**Task prompt:**
Carry over every entry exactly as it appears in the records.

**Records supplied:**
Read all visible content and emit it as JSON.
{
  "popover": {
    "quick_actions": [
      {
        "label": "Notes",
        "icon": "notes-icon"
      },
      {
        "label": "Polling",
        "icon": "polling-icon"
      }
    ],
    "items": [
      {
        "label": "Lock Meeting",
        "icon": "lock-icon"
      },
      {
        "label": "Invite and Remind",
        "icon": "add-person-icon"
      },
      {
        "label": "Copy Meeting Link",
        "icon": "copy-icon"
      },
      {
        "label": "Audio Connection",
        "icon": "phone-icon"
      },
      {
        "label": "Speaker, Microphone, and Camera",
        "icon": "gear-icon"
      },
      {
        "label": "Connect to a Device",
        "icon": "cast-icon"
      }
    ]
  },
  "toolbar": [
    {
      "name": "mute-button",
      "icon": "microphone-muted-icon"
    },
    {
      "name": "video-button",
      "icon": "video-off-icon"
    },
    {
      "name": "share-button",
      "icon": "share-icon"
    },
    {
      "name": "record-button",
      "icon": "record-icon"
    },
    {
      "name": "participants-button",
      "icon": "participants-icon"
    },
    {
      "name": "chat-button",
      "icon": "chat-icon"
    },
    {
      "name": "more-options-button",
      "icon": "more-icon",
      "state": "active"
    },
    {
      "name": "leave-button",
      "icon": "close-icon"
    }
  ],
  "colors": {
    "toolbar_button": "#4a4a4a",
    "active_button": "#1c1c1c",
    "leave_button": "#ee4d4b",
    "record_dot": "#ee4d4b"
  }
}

**Task response:**
Read all visible content and emit it as JSON.
{
  "popover": {
    "quick_actions": [
      {
        "label": "Notes",
        "icon": "notes-icon"
      },
      {
        "label": "Polling",
        "icon": "polling-icon"
      }
    ],
    "items": [
      {
        "label": "Lock Meeting",
        "icon": "lock-icon"
      },
      {
        "label": "Invite and Remind",
        "icon": "add-person-icon"
      },
      {
        "label": "Copy Meeting Link",
        "icon": "copy-icon"
      },
      {
        "label": "Audio Connection",
        "icon": "phone-icon"
      },
      {
        "label": "Speaker, Microphone, and Camera",
        "icon": "gear-icon"
      },
      {
        "label": "Connect to a Device",
        "icon": "cast-icon"
      }
    ]
  },
  "toolbar": [
    {
      "name": "mute-button",
      "icon": "microphone-muted-icon"
    },
    {
      "name": "video-button",
      "icon": "video-off-icon"
    },
    {
      "name": "share-button",
      "icon": "share-icon"
    },
    {
      "name": "record-button",
      "icon": "record-icon"
    },
    {
      "name": "participants-button",
      "icon": "participants-icon"
    },
    {
      "name": "chat-button",
      "icon": "chat-icon"
    },
    {
      "name": "more-options-button",
      "icon": "more-icon",
      "state": "active"
    },
    {
      "name": "leave-button",
      "icon": "close-icon"
    }
  ],
  "colors": {
    "toolbar_button": "#4a4a4a",
    "active_button": "#1c1c1c",
    "leave_button": "#ee4d4b",
    "record_dot": "#ee4d4b"
  }
}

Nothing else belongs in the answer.